The Digital Millenium Copyright Act (DMCA) has provided user-generated content websites with four safe harbors that effectively put the onus on rightsholders to protect their intellectual property. While 2012 saw the content lobby go nuclear on the DMCA and try to shift the onus of takedown notices from the content owner to the aggregator who serves as the platform to the alleged acts of piracy, as a producer of video content, I have focused more on another aspect of copyright law, namely, fair use.
More so than with articles, online video content has flourished thanks to fair use, so in this article we’ll outline what it entails and how it both fosters and limits commercial development.
Section 106 and 107 of Copyright Law
Section 106 of the copyright law provides the owner of copyright in a work the exclusive right:
- To reproduce the work in copies;
- To prepare derivative works based upon the work;
- To distribute copies of the work to the public by sale or other transfer of ownership, or by rental, lease, or lending;
- To perform the work publicly;
- To display the copyrighted work publicly
- In the case of sound recordings, to perform the work publicly by means of a digital audio transmission.
If that was “all she wrote,” then copyright would be an open and shut case.

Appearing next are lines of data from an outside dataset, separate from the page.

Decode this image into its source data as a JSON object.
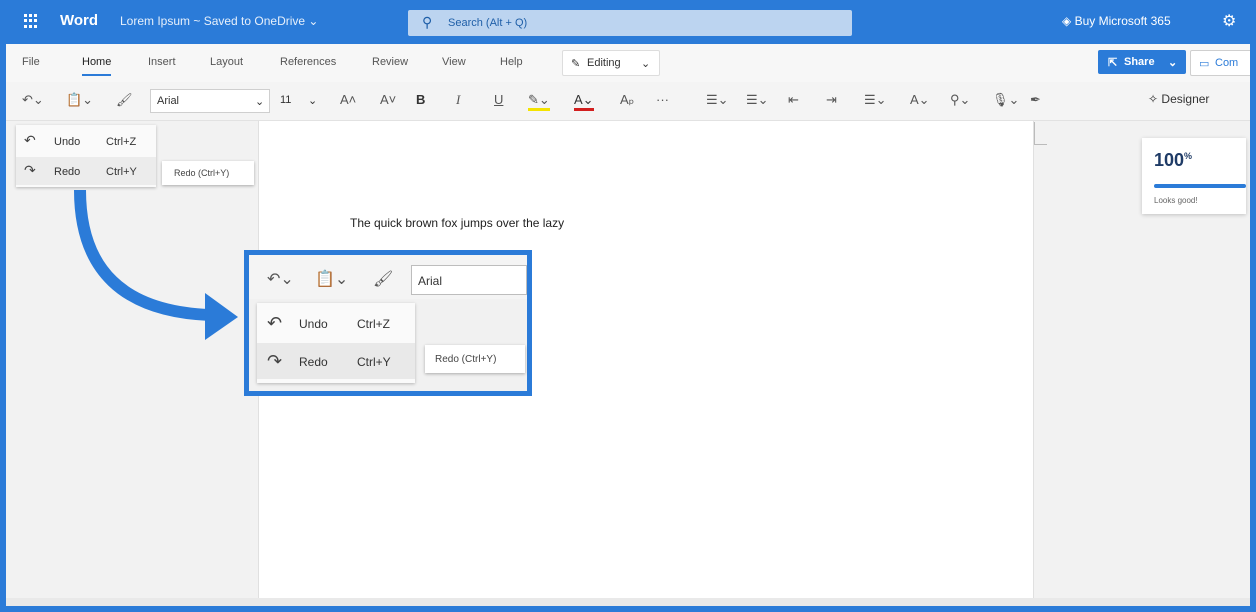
{
  "titlebar": {
    "app_name": "Word",
    "document_title": "Lorem Ipsum ~ Saved to OneDrive ⌄",
    "search_placeholder": "Search (Alt + Q)",
    "buy_label": "Buy Microsoft 365"
  },
  "tabs": {
    "items": [
      {
        "label": "File"
      },
      {
        "label": "Home",
        "active": true
      },
      {
        "label": "Insert"
      },
      {
        "label": "Layout"
      },
      {
        "label": "References"
      },
      {
        "label": "Review"
      },
      {
        "label": "View"
      },
      {
        "label": "Help"
      }
    ],
    "editing_label": "Editing",
    "share_label": "Share",
    "comments_label": "Com"
  },
  "ribbon": {
    "font_name": "Arial",
    "font_size": "11",
    "designer_label": "Designer"
  },
  "undo_menu": {
    "undo_label": "Undo",
    "undo_shortcut": "Ctrl+Z",
    "redo_label": "Redo",
    "redo_shortcut": "Ctrl+Y",
    "redo_tooltip": "Redo (Ctrl+Y)"
  },
  "document": {
    "text": "The quick brown fox jumps over the lazy"
  },
  "editor_score": {
    "value": "100",
    "unit": "%",
    "label": "Looks good!"
  },
  "zoom_inset": {
    "font_name": "Arial",
    "undo_label": "Undo",
    "undo_shortcut": "Ctrl+Z",
    "redo_label": "Redo",
    "redo_shortcut": "Ctrl+Y",
    "redo_tooltip": "Redo (Ctrl+Y)"
  },
  "colors": {
    "accent": "#2b7bd8",
    "ribbon_bg": "#f4f4f4",
    "canvas_bg": "#f2f2f2"
  }
}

However, the doctrine of fair use has developed through a series of court decisions over the years and codified in section 107.
Ironically, the same way that the DMCA has four “safe harbors,” fair use includes four variables, namely:

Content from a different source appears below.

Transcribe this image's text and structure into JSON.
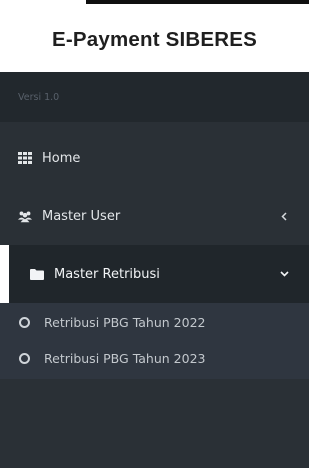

1. The purpose and character of the use, including whether such use is of commercial nature or is for nonprofit educational purposes
2. The nature of the copyrighted work
3. The amount and substantiality of the portion used in relation to the copyrighted work as a whole
4. The effect of the use upon the potential market for, or value of, the copyrighted work
Since this is ultimately a column about making money from video content, for the purpose of this article, we will focus only on the first variable: whether it’s to be used commercially. It is important to note that commercial use does not automatically nullify fair use. For example, if a newspaper publishes excerpts of a book and runs ad for bookstores selling that book alongside the review, that would fall under fair use. The list goes on and on.
How does this apply to online content and video in particular?
However, if you’re using something under fair use, you can get away with commercial use — but you cannot go full-tilt and monetize it to the fullest extent. I would like to stress that I am not a lawyer, but I have consulted with dozens of lawyers representing all three sides of the debate and I would consider myself well-versed in the matter.
Applying this to the world of online media and video content in specific, you might be able to serve a pre-roll or display advertisement before or alongside a video that employs fair use, but you might have a harder time getting away with it if you have a direct sponsorship or endorsement.
Nonetheless, fair use is omnipresent: news organizations, portals, and media companies all rely on it even if they are for-profit businesses.
Leaving Billions On the Table
But, in doing so, we — and the ecosystem in general – are leaving billions on the table.
Chris Rock once said: “Just because you can drive with your feet doesn’t mean that you should.” In the same vein, just because we can get away with further commercialization of a fair use project doesn’t mean that we should.
While fair use has allowed society as a whole to benefit from new projects based on older works, it’s clear that by trying to please both sides of the debate we are foregoing a lot of potential economic activity.
There’s a business opportunity around this inefficiency, but whether or not the loss of potential revenue is enough to bring the various stakeholders remains to be seen.